Abstract: In September, the New South Wales ('NSW') Government announced its intention to reform the right to silence laws through the Evidence Amendment (Evidence of Silence) 2012 Bill. In justifying the merits of the Bill the Premier of NSW, Barry O'Farrell, stated in Parliament: We [the Government] are going to tilt the scales of justice towards common sense because the Government is toughening the law that deals with the right to silence. There are many occasions when it would be sensible to conclude there is something suspicious about an accused person who fails to cooperate with police during an investigation only to later reveal something that they claim proves their innocence. The current law, which compels jurors to ignore such shenanigans, is not common sense, and our amendment will free jurors from these legal shackles.

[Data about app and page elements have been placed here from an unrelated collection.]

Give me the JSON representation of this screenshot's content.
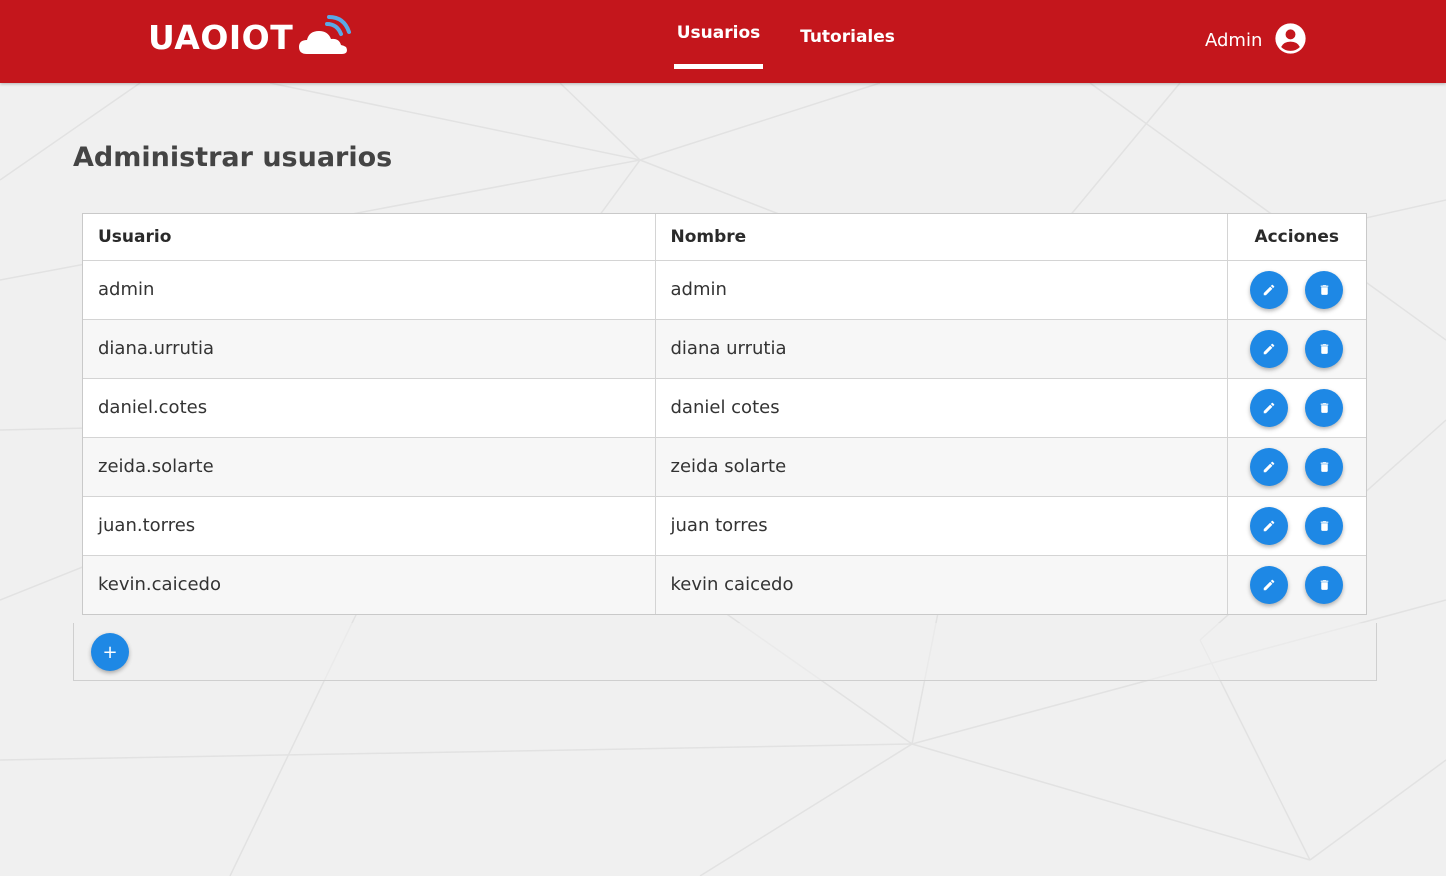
{
  "brand": {
    "logo_text": "UAOIOT",
    "logo_icon": "cloud-wifi-icon",
    "color": "#c4161c"
  },
  "nav": {
    "items": [
      {
        "label": "Usuarios",
        "active": true
      },
      {
        "label": "Tutoriales",
        "active": false
      }
    ]
  },
  "user": {
    "name": "Admin",
    "icon": "account-circle-icon"
  },
  "page": {
    "title": "Administrar usuarios"
  },
  "table": {
    "headers": {
      "user": "Usuario",
      "name": "Nombre",
      "actions": "Acciones"
    },
    "rows": [
      {
        "user": "admin",
        "name": "admin"
      },
      {
        "user": "diana.urrutia",
        "name": "diana urrutia"
      },
      {
        "user": "daniel.cotes",
        "name": "daniel cotes"
      },
      {
        "user": "zeida.solarte",
        "name": "zeida solarte"
      },
      {
        "user": "juan.torres",
        "name": "juan torres"
      },
      {
        "user": "kevin.caicedo",
        "name": "kevin caicedo"
      }
    ],
    "row_actions": [
      "edit-icon",
      "delete-icon"
    ]
  },
  "add_button": {
    "label": "+",
    "icon": "plus-icon"
  },
  "colors": {
    "accent": "#1e88e5",
    "background": "#f0f0f0"
  }
}
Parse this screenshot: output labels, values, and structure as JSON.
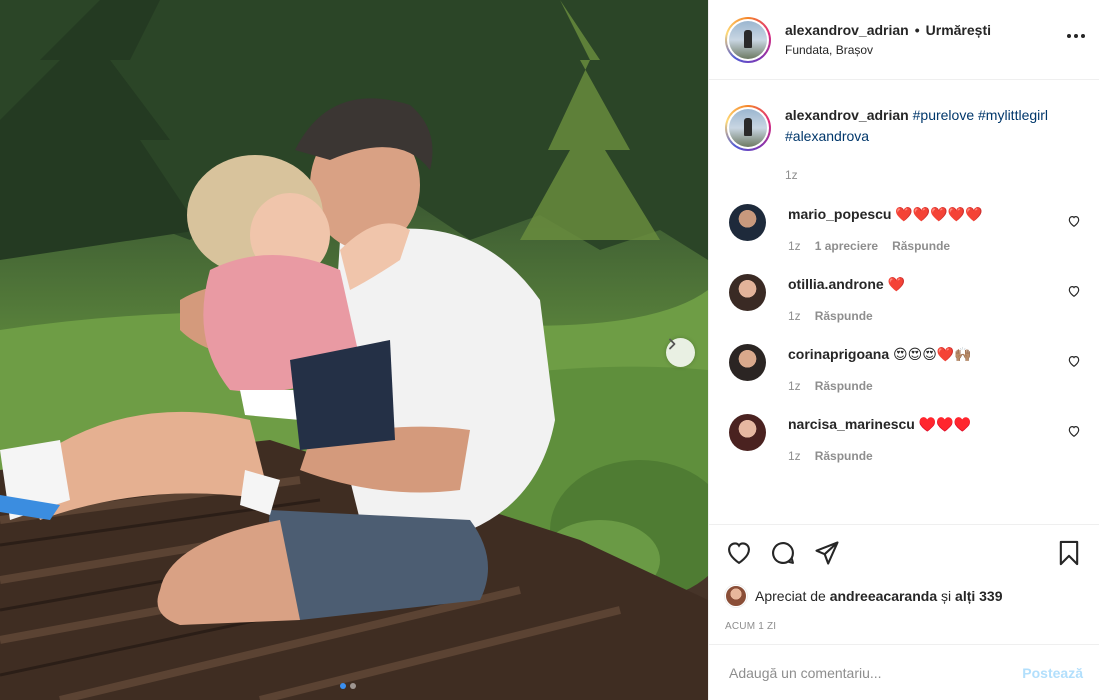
{
  "post": {
    "username": "alexandrov_adrian",
    "follow_separator": "•",
    "follow_label": "Urmărești",
    "location": "Fundata, Brașov"
  },
  "caption": {
    "username": "alexandrov_adrian",
    "tag1": "#purelove",
    "tag2": "#mylittlegirl",
    "tag3": "#alexandrova",
    "time": "1z"
  },
  "comments": [
    {
      "username": "mario_popescu",
      "text": "❤️❤️❤️❤️❤️",
      "time": "1z",
      "likes": "1 apreciere",
      "reply": "Răspunde"
    },
    {
      "username": "otillia.androne",
      "text": "❤️",
      "time": "1z",
      "reply": "Răspunde"
    },
    {
      "username": "corinaprigoana",
      "text": "😍😍😍❤️🙌🏽",
      "time": "1z",
      "reply": "Răspunde"
    },
    {
      "username": "narcisa_marinescu",
      "text": "♥️♥️♥️",
      "time": "1z",
      "reply": "Răspunde"
    }
  ],
  "likes": {
    "prefix": "Apreciat de",
    "user": "andreeacaranda",
    "connector": "și",
    "others": "alți 339"
  },
  "timestamp": "ACUM 1 ZI",
  "add_comment": {
    "placeholder": "Adaugă un comentariu...",
    "post_label": "Postează"
  },
  "carousel": {
    "current": 1,
    "total": 2
  },
  "colors": {
    "hashtag": "#00376b",
    "secondary_text": "#8e8e8e",
    "post_button_disabled": "#b2dffc",
    "carousel_active_dot": "#3a8ff0"
  },
  "icons": [
    "more-options-icon",
    "heart-icon",
    "comment-icon",
    "share-icon",
    "bookmark-icon",
    "chevron-right-icon"
  ]
}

To cite this article: Pheeney, David. In defence of the right to silence: An indigeno us perspective [online]. Indigenous Law Bulletin, Vol. 8, No. 3, Nov/Dec 2012: 3-5.
[cited 28 May 17].